How many lines in the records below contain the word "Měsíční"? State only that number.

Page and application data records:
--

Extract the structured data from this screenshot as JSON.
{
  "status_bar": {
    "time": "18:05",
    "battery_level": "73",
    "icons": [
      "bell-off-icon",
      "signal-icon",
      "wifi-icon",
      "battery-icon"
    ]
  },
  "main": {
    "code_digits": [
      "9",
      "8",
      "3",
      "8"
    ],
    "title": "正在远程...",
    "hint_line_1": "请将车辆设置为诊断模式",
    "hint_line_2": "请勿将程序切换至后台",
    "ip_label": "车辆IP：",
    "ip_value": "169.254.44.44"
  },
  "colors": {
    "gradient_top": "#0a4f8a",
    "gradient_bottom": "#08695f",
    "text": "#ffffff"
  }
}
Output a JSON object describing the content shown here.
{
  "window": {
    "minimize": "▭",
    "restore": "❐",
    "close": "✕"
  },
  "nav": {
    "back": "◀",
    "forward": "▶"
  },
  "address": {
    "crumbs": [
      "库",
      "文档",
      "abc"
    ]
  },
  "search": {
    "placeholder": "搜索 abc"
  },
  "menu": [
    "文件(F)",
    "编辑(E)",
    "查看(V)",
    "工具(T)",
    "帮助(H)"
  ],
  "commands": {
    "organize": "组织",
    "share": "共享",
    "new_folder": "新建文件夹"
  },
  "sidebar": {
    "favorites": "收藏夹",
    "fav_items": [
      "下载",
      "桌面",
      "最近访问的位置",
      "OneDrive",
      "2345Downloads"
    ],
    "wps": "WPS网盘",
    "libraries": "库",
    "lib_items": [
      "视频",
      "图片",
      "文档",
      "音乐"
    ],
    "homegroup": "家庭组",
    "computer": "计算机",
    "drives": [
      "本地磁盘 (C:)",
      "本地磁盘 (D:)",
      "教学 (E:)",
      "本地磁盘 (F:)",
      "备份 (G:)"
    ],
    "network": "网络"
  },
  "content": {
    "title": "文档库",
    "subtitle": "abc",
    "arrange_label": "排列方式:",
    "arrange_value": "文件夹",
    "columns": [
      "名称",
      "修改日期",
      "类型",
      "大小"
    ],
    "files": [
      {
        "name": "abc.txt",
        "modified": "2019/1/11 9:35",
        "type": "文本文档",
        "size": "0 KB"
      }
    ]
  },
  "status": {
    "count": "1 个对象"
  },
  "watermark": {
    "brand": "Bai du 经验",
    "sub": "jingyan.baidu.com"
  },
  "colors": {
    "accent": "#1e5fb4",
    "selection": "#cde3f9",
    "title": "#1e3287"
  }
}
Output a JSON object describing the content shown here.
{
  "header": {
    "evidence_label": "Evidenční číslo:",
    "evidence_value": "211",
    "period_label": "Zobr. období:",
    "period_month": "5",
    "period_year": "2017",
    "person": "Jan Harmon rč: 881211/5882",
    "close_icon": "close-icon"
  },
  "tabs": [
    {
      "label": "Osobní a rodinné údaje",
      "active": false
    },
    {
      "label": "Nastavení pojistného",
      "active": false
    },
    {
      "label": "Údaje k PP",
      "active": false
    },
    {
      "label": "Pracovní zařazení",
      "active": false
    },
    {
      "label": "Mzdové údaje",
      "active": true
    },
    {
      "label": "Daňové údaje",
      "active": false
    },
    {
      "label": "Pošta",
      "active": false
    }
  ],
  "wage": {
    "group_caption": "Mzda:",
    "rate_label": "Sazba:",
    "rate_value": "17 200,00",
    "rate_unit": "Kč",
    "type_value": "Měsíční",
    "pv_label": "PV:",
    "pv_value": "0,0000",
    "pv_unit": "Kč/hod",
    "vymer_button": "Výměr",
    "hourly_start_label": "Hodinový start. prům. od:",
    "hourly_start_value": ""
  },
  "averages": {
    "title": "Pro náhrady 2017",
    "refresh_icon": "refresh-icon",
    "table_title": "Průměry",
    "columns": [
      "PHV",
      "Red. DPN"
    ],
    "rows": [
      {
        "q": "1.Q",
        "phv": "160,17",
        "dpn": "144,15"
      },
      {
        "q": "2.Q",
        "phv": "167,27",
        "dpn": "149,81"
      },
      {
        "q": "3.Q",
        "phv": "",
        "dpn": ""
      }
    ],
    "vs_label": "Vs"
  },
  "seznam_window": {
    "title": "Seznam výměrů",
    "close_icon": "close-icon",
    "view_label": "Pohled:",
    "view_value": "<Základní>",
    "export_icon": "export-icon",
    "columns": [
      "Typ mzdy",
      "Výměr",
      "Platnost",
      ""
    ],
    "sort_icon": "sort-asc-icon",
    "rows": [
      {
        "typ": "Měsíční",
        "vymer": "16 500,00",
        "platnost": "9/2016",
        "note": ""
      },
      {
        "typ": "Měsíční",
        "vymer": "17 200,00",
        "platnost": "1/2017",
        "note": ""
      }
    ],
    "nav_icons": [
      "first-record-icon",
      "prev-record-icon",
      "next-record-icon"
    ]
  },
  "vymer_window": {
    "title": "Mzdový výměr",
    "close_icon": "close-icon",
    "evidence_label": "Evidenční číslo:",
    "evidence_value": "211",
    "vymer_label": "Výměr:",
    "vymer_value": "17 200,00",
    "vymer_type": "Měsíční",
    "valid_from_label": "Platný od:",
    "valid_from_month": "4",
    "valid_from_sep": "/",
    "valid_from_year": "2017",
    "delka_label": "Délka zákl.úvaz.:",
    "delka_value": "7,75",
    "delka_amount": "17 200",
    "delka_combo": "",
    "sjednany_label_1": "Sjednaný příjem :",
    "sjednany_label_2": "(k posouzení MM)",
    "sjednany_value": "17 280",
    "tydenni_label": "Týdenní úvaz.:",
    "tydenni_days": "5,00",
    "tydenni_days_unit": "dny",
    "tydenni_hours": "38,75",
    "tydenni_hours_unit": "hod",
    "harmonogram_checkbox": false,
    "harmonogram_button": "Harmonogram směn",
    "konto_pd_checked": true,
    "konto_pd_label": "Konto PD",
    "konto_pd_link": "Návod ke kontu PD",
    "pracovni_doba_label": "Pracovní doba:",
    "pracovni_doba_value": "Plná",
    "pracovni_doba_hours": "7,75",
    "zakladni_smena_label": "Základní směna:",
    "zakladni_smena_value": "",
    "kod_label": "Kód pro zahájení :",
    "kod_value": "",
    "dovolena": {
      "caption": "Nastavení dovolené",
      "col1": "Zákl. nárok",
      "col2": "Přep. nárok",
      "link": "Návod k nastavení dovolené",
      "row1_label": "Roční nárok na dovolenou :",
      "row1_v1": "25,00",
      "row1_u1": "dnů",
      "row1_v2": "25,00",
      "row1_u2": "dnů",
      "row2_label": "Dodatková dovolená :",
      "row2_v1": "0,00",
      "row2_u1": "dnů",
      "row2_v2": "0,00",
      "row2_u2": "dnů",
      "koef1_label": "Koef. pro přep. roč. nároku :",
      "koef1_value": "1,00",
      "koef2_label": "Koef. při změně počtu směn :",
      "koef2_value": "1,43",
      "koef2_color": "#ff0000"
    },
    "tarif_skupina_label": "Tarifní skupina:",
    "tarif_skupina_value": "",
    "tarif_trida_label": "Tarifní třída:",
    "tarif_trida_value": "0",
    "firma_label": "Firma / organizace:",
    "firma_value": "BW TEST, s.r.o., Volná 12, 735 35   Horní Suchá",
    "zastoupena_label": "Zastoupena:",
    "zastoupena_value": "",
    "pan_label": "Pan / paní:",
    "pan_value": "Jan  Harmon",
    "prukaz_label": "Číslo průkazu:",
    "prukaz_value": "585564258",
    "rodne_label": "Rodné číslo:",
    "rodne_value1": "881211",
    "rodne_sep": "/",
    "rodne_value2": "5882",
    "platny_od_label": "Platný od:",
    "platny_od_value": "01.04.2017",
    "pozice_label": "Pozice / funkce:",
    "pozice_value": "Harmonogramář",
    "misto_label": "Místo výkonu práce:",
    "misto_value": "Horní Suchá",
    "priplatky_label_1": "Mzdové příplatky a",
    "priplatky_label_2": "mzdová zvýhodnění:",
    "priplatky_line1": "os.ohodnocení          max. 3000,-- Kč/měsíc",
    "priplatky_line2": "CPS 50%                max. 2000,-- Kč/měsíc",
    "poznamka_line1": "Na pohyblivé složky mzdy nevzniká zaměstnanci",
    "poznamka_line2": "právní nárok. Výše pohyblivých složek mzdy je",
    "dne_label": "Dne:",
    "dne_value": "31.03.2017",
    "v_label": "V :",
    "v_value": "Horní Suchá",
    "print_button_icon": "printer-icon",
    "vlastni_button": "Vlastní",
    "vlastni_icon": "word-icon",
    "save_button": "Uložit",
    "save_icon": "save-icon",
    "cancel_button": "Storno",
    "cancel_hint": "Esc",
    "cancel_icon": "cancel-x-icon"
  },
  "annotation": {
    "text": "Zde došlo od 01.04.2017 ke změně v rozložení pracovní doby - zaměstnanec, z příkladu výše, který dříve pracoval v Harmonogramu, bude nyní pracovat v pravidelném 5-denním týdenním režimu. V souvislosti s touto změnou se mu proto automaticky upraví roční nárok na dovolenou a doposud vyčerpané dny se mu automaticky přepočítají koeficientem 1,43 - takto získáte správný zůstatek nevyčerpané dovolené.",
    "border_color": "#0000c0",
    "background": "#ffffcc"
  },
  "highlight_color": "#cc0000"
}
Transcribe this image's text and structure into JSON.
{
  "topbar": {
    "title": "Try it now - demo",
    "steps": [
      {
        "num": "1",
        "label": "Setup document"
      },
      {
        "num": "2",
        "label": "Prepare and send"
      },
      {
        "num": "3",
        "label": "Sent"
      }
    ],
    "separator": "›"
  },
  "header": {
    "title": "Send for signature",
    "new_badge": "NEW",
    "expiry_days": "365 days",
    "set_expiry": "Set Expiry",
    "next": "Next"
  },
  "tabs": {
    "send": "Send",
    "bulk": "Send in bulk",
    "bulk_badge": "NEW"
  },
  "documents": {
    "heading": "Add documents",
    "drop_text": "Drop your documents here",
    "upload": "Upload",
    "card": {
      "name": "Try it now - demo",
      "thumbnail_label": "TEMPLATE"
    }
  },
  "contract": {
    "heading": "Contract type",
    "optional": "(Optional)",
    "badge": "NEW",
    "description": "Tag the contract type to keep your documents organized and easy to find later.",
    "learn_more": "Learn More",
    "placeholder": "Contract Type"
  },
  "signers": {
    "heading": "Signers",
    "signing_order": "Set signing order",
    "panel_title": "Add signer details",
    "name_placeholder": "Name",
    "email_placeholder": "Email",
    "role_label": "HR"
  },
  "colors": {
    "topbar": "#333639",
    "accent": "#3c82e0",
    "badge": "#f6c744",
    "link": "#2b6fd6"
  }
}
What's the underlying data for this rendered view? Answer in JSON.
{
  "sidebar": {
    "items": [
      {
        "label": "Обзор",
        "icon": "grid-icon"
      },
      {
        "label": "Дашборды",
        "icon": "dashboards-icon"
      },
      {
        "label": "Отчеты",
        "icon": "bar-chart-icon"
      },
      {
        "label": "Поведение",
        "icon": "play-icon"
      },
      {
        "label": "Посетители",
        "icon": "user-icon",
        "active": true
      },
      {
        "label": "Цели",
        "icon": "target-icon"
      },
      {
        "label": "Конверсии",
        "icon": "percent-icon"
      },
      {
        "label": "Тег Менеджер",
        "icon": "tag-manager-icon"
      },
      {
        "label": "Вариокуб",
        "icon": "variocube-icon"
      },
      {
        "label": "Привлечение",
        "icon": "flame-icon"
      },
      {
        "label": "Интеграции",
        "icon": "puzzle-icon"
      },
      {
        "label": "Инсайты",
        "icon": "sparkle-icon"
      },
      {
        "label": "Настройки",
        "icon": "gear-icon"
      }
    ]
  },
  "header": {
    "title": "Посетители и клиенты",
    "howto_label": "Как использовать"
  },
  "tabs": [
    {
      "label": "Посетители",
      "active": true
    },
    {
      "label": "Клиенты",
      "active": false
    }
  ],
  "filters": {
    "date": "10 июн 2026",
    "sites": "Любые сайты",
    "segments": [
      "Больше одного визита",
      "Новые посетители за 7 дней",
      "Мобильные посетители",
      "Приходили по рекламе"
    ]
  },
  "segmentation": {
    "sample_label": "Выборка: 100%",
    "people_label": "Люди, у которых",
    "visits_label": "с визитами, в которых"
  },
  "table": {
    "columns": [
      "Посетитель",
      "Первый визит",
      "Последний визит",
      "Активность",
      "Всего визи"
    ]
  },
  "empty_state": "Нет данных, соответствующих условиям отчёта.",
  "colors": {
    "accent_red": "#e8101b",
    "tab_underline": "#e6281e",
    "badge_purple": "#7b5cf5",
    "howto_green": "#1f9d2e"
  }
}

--

YOUR RESPONSE —
4